After 6 years, a couple of personnel changes and two record labels, all was coming good.
There is a certain strength, immediacy and energy from note 1 to the run out groove on side 2.
Highlights include the aforementioned "Boys ...", the titular "Jailbreak", "Warriors", "Cowboy Song"and "Emerald".
Across 14 tracks, you can barely get a fag paper in any crack in the bands playing, and the soulful drool of Lynott's vocal just makes it sound "a bit different" from other straight 70s Rock albums.
'Johnny The Fox' arrived at the back end of the same year. It may have perhaps benefited from a bit more time and fettling.
The simple thing to do would've been to create 'Jailbreak Part 2' but Lynott was stretching and the band were playing along. There were some relationship issues coming to the fore - namely Phil Lynott and Brian Robertson, which culminated in Robbo being "suspended" when a hand injury put in jeopardy the imminent US tour (step forward super-sub Gary Moore, who had filled in as a touring guitarist back in 1974).
Brian Robertson returned (albeit briefly) for the recording of 'Bad Reputation' and stayed on board for the tour in support of it, and for the selection of recordings (and possibly overdubbing if history/myth/legend is to be believed) that formed the 'Live And Dangerous' album.
The album is one of the foremost Live documents in Rock, and showcases the "classic line-up" in their natural environment.
But ... one month later, Brian Robertson was gone for good. Gary Moore stepped in (again) as the full time replacement.
Thin Lizzy's attitude, and Lynott's gregariousness, allowed the band to be (generally) accepted by the Punk, and Phil Lynott marked this with a collaboration with drinking buddies Steve Jones and Paul Cook to form the live only Greedy Bastards (not that they stayed live only, releasing a cash in Christmas single "We Wish You A Merry Jingle" at the end of 1978).
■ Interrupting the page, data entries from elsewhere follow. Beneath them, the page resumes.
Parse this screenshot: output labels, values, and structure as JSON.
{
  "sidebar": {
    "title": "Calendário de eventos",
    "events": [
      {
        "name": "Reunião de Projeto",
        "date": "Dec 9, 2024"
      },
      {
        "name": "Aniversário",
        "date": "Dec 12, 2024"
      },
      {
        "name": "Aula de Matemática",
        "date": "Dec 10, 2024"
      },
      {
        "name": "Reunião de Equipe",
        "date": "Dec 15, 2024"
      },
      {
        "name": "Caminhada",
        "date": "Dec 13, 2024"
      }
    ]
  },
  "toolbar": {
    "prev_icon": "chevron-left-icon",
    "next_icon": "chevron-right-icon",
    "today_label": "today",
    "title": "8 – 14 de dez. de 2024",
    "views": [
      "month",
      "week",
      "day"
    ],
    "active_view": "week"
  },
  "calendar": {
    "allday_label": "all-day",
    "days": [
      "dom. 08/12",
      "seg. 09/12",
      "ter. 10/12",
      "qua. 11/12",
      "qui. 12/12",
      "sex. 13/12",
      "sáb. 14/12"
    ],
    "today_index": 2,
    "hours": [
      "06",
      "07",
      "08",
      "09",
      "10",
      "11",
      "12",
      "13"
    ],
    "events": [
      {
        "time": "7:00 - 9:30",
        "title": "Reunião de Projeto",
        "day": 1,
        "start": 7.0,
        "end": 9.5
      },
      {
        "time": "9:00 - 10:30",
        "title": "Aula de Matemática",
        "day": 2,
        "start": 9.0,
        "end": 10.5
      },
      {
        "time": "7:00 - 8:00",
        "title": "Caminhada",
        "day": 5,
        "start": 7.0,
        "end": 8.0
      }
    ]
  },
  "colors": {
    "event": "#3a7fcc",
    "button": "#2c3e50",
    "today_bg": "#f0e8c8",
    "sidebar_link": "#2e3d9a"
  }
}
With Gary Moore in the camp, work began on the next album - 'Black Rose: A Rock Legend'.
Relationships inside the band appeared to be running far smoother since Robertson's departure and it shows in the quality of the songs and the energy of the album. Including "Do Anything You Want To", "Waiting For An Alibi" and the 7 minute title track "Róisín Dubh (Black Rose): A Rock Legend" - this batch of songs is almost as strong as 'Jailbreak'
If you feel you need another Lizzy album in your collection, this is the one to go for.
And as often happens in the Lizzy camp, as there star begun to rise, it fell again just as quickly with Gary Moore leaving mid-tour - Midge Ure was parachuted in to complete the US dates (apparently he learnt the set list on the plane over to the US).
1980 started with the completion of recording for Phil Lynott's solo album, the selection of Snowy White as replacement guitarist and the commencement of recording for 'Chinatown'.
And the cracks are beginning to show on this album - whether it was the distraction of a solo career, tiredness from years of incessant touring, the new guitarist not yet gelling with the band - whatever it was, the album feels a bit forced and a bit "contractual obligation". The singles lifted from the album ("Chinatown" and "Killer On The Loose") are it's undoubted high points.
This feeling continues with 1981s 'Renegade', if anything the incompatibility of Snowy White and Thin Lizzy is compounded - only "Hollywood (Down on Your Luck)" passes muster (to these ears).
The last throw of the dice came in 1983 with final album 'Thunder And Lightning'. The album is patchy at best and you get the feeling the "thrill" had gone.
The first song written for the band by new guitarist John Sykes (ex Tygers Of Pan Tang) was the single "Cold Sweat" - this song would also provide Thin Lizzy with their last TV appearance, and the tour in support of the album was to be their last. The band split (although no-one believed for good) at the end of 1983.
Boys Are Back In Town
Everyone knows it, but I don't think you can ever tire of it
"Tonight there gonna be a Jailbreak. Somewhere in this town" - check the Jail house, its bound to be there
Rosalie / Cowboy Song
Another of their signature songs (albeit a cover of a Bob Seger track), mixing seamlessly with another top track from Jailbreak - from Lie And Dangerous